Ironically, this write-up is going up on the same day that the band a…

Miloe - "Everything (That Should Go)" | New Music

Miloe already came out with the song of the summer — maybe it's time for the song of the winter?

Not quite. The band's new single, "Everything (That Should Go)," is as melancholic as they've ever gotten, but it almost might be the most purely beautiful. It's also fitting that Bob Kabeya's face is so prominently on the cover. The line between Miloe as a whole and just Bob is blurry, nearly indistinguishable, a photograph viewed through rain-drenched glasses. Kabeya lilts an effortless couple of self-aware verses before sweeping into his best chorus yet. A subdued drum beat, muted bass, and gorgeous piano are all the accompaniment needed. Kabeya's easy-going vocal melodies stick around well after the track has ended, like soon-to-be good friends.

I can't confirm this, but some of the vocal samples in the back of mix sound very Normal Parents-ish (Miloe's been in the studio with Caleb, so just maybe?). The pristine production lends itself perfectly…

Gadget, Black Tiger Bay, Poolboy, & Breathe and Repeat | LMR

Gadget - Spreading the Love (Life & Death Brigade)

Usually Joe is the one who covers the heavy end of things, but I also partake in the loud and crushing on occasion. Spreading the Love is the sweltering debut from Minneapolis straight-edge hardcore band Gadget and it rules!

The quintet edges into the realm of thrash on many (if not all) of the record's brief seven tracks.
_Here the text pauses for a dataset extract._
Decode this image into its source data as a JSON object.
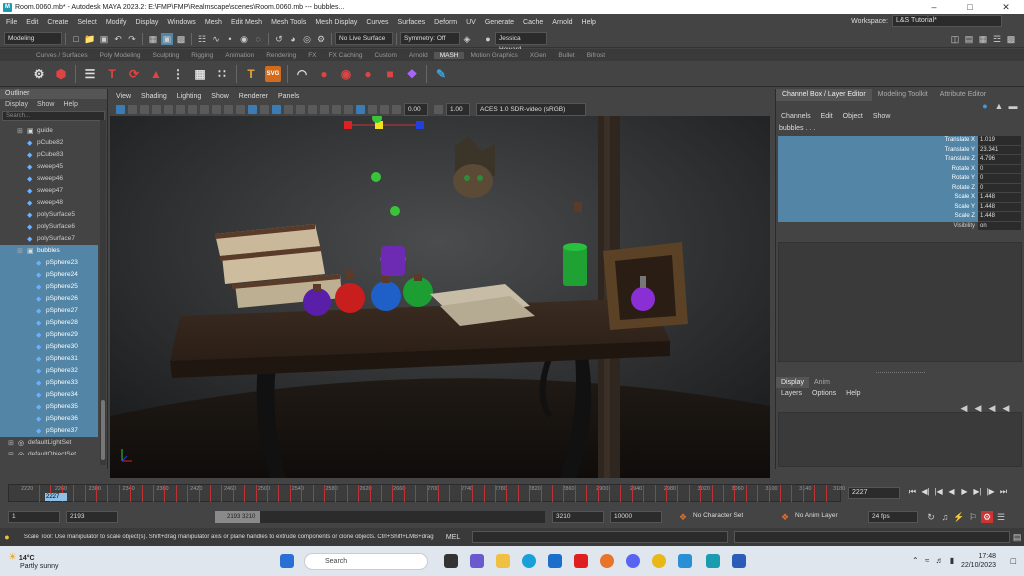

The pleasant ruination of my expectations is something I will gladly report — this is more than mere by-the-numbers hardcore. From the first seconds of opener "Profound Will," the intensity exponentially grows. Every time it seems like you've reached the limit, Gadget pushes it further to glorious effect.

The first 25 seconds of "Burned from the Branches" is the musical equivalent of a free fall (plus it has one of the sickest bass riffs on the album). "Running Wild" makes me want to recreate this video as soon as humanly possible. The track's second half is the heaviest on…